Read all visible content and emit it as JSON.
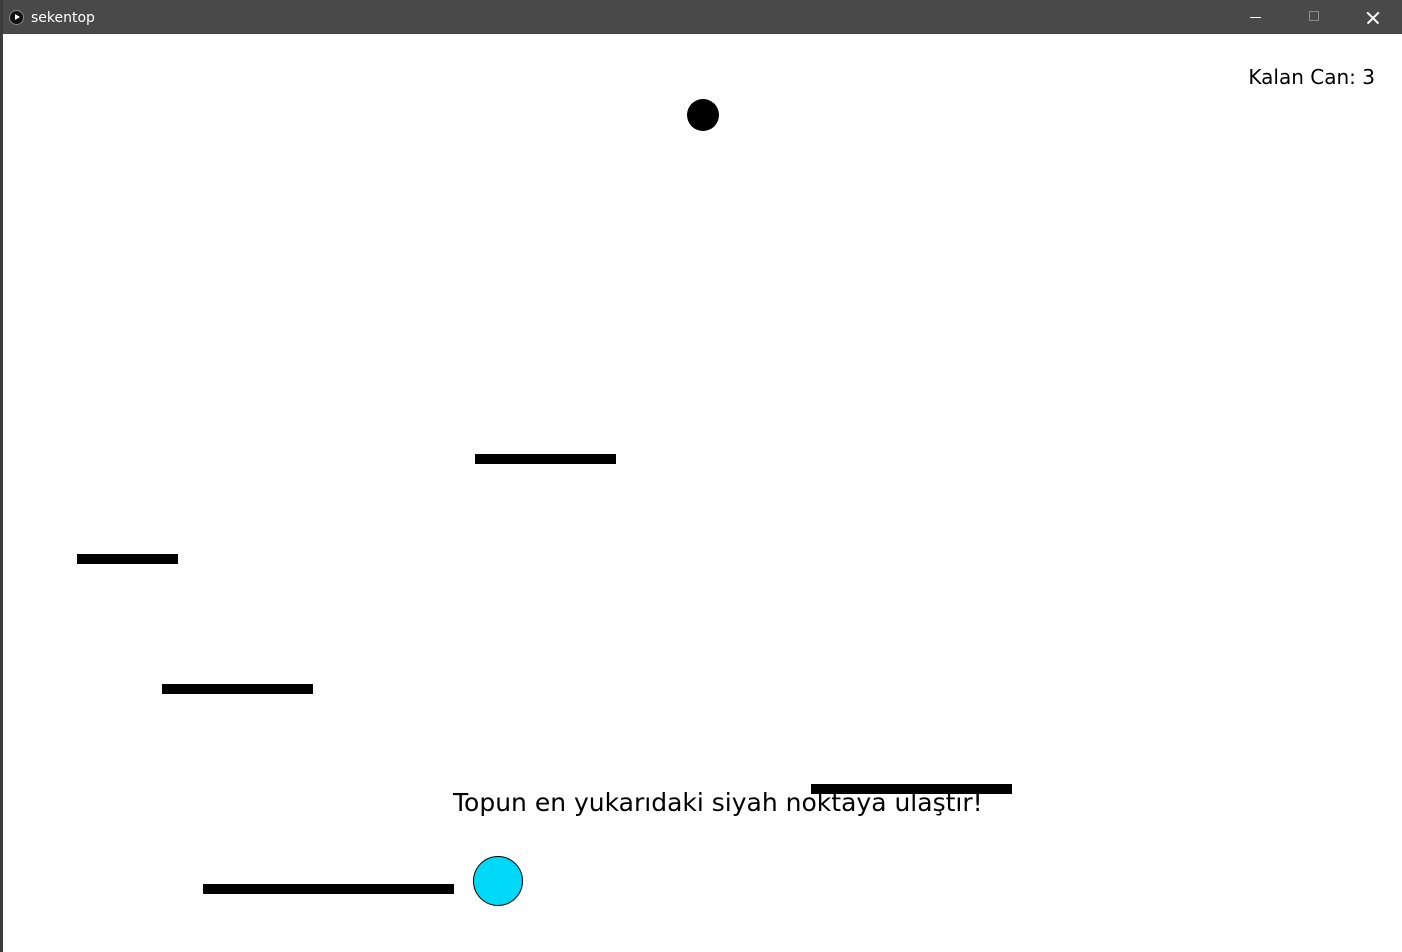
{
  "window": {
    "title": "sekentop",
    "icon": "play-icon",
    "controls": [
      "minimize-icon",
      "maximize-icon",
      "close-icon"
    ]
  },
  "game": {
    "lives_text": "Kalan Can: 3",
    "instruction_text": "Topun en yukarıdaki siyah noktaya ulaştır!",
    "colors": {
      "background": "#ffffff",
      "platforms": "#000000",
      "target": "#000000",
      "player_ball": "#00d8f8"
    }
  }
}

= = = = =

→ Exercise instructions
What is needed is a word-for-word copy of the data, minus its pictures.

→ Answer section
Read all visible content and emit it as JSON.
{
  "window": {
    "title": "sekentop",
    "icon": "play-icon",
    "controls": [
      "minimize-icon",
      "maximize-icon",
      "close-icon"
    ]
  },
  "game": {
    "lives_text": "Kalan Can: 3",
    "instruction_text": "Topun en yukarıdaki siyah noktaya ulaştır!",
    "colors": {
      "background": "#ffffff",
      "platforms": "#000000",
      "target": "#000000",
      "player_ball": "#00d8f8"
    }
  }
}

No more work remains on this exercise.